74% of the Indian population is illiterate. No government lead policy will bear any fruit unless this important challenge is duly addressed. Are we prepared to make this our national priority?
Kavya Thomas | The New Leam
Illiteracy is a very major issue facing India. It has been estimated that India is home to every third person who is illiterate in the world. In India over 34% of the population is illiterate and the second largest is China which has 11% illiterate people.
The estimations are based on a survey which looks at four parameters based on 2001 statistics to arrive at the final Education for All Development Index. These include the net enrollment ratio at the primary level, adult literacy rate, proportion of students in school till Class 5 and the gender-specific index. It is also important that illiteracy must be addressed immediately because on it depend a host of other issues such as health, employment, sanitation and overall progress of the nation.
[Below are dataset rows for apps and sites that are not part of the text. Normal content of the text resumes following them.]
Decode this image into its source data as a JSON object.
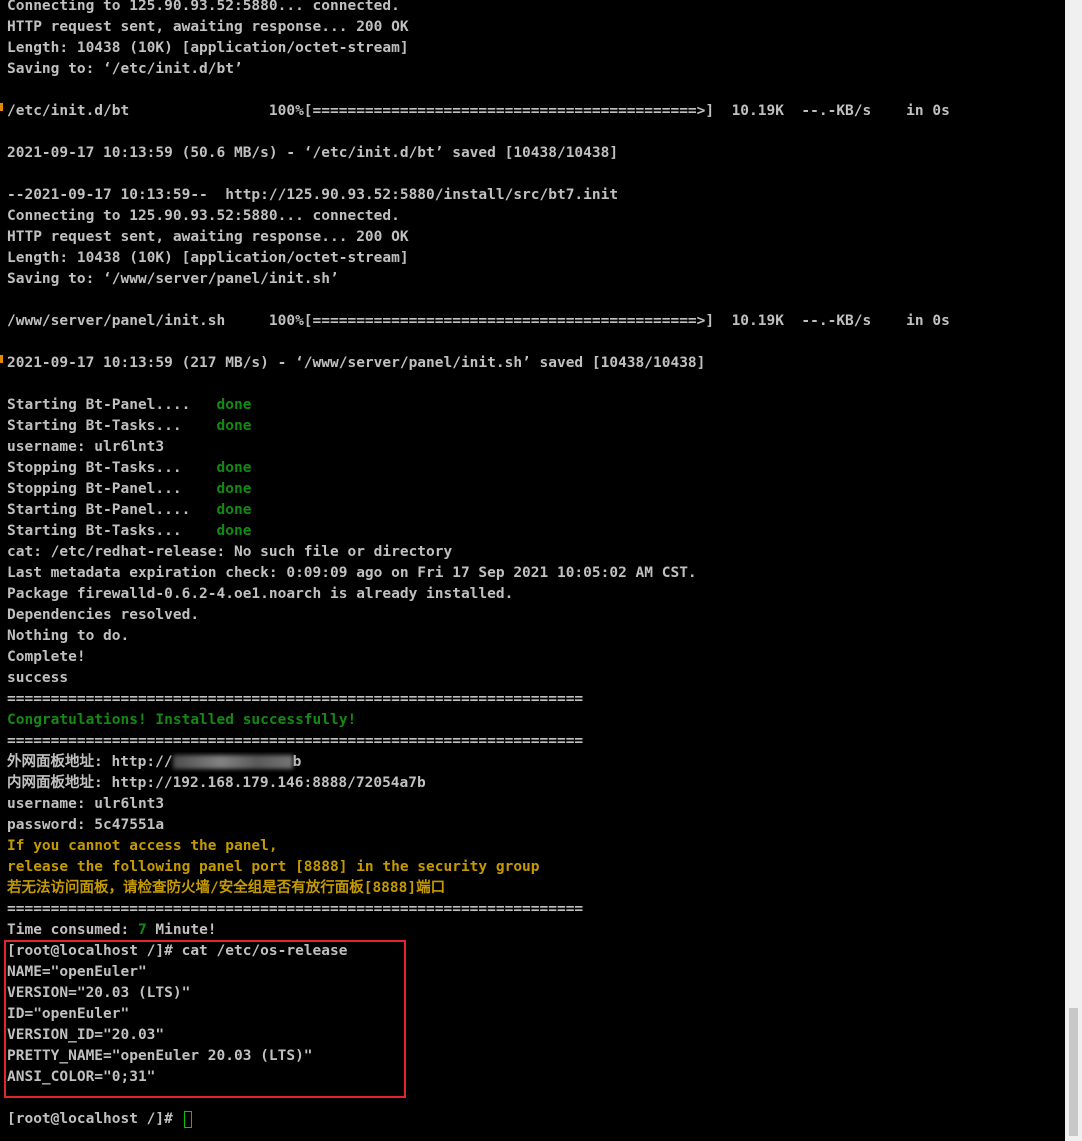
{
  "terminal": {
    "colors": {
      "background": "#000000",
      "text": "#c0c0c0",
      "done": "#138a13",
      "warning": "#c49a00",
      "highlight_border": "#e0252b",
      "cursor": "#00c800"
    },
    "lines": [
      "Connecting to 125.90.93.52:5880... connected.",
      "HTTP request sent, awaiting response... 200 OK",
      "Length: 10438 (10K) [application/octet-stream]",
      "Saving to: ‘/etc/init.d/bt’",
      "",
      "/etc/init.d/bt                100%[============================================>]  10.19K  --.-KB/s    in 0s",
      "",
      "2021-09-17 10:13:59 (50.6 MB/s) - ‘/etc/init.d/bt’ saved [10438/10438]",
      "",
      "--2021-09-17 10:13:59--  http://125.90.93.52:5880/install/src/bt7.init",
      "Connecting to 125.90.93.52:5880... connected.",
      "HTTP request sent, awaiting response... 200 OK",
      "Length: 10438 (10K) [application/octet-stream]",
      "Saving to: ‘/www/server/panel/init.sh’",
      "",
      "/www/server/panel/init.sh     100%[============================================>]  10.19K  --.-KB/s    in 0s",
      "",
      "2021-09-17 10:13:59 (217 MB/s) - ‘/www/server/panel/init.sh’ saved [10438/10438]",
      ""
    ],
    "status_lines": [
      {
        "label": "Starting Bt-Panel....   ",
        "status": "done"
      },
      {
        "label": "Starting Bt-Tasks...    ",
        "status": "done"
      },
      {
        "label": "username: ulr6lnt3",
        "status": ""
      },
      {
        "label": "Stopping Bt-Tasks...    ",
        "status": "done"
      },
      {
        "label": "Stopping Bt-Panel...    ",
        "status": "done"
      },
      {
        "label": "Starting Bt-Panel....   ",
        "status": "done"
      },
      {
        "label": "Starting Bt-Tasks...    ",
        "status": "done"
      }
    ],
    "lines2": [
      "cat: /etc/redhat-release: No such file or directory",
      "Last metadata expiration check: 0:09:09 ago on Fri 17 Sep 2021 10:05:02 AM CST.",
      "Package firewalld-0.6.2-4.oe1.noarch is already installed.",
      "Dependencies resolved.",
      "Nothing to do.",
      "Complete!",
      "success",
      "=================================================================="
    ],
    "congrats": "Congratulations! Installed successfully!",
    "separator": "==================================================================",
    "panel_external_prefix": "外网面板地址: http://",
    "panel_external_suffix": "b",
    "panel_internal": "内网面板地址: http://192.168.179.146:8888/72054a7b",
    "username": "username: ulr6lnt3",
    "password": "password: 5c47551a",
    "warnings": [
      "If you cannot access the panel,",
      "release the following panel port [8888] in the security group",
      "若无法访问面板，请检查防火墙/安全组是否有放行面板[8888]端口"
    ],
    "time_prefix": "Time consumed: ",
    "time_value": "7",
    "time_suffix": " Minute!",
    "os_release": [
      "[root@localhost /]# cat /etc/os-release",
      "NAME=\"openEuler\"",
      "VERSION=\"20.03 (LTS)\"",
      "ID=\"openEuler\"",
      "VERSION_ID=\"20.03\"",
      "PRETTY_NAME=\"openEuler 20.03 (LTS)\"",
      "ANSI_COLOR=\"0;31\""
    ],
    "prompt": "[root@localhost /]# "
  }
}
It is also worth noting that India has done the best in terms of the enrollment ratio — at 82.3%, which is close to the world average — ranking 94th, but performs extremely poorly on rest of the parameters. There has been a growth in India’s adult literacy ranking, from 121 last year to 105 this year however what we must note is that the adult literacy rate at 61.3% continues to be below the 76% average for developing countries and 81.7% global average. The survival to class 5 has actually gone down marginally to 61.2% from 62% last year, and is far below the global average of 83.3%.
The gender-specific index is an issue of debate.. The average years spent in school for boys, at 10 years, is close to the global norm (10.7 years) and the average for developing countries (10.1 years). But, for girls the figure drops to 7.9 years, which is far below the global average of 9.8 years. The above statistics display the level at which illiteracy has indeed become a major issue for the country and that unless we address it, any sort of other development in the country will only have partial impact.
Literacy and education empower people to stand on their own feet and devise modes of sustenance for themselves, in the absence if this basic training people suffer and a host of related concerns comes up. Removing illiteracy is therefore the thrust of Indian developmental agenda today and any political party that comes to power must see it as its utmost priority. Once education is widespread, it empowers people and solves the associated problems of poverty, malnutrition, disease and a host of related concerns to a great extent. It should thus be our national agenda.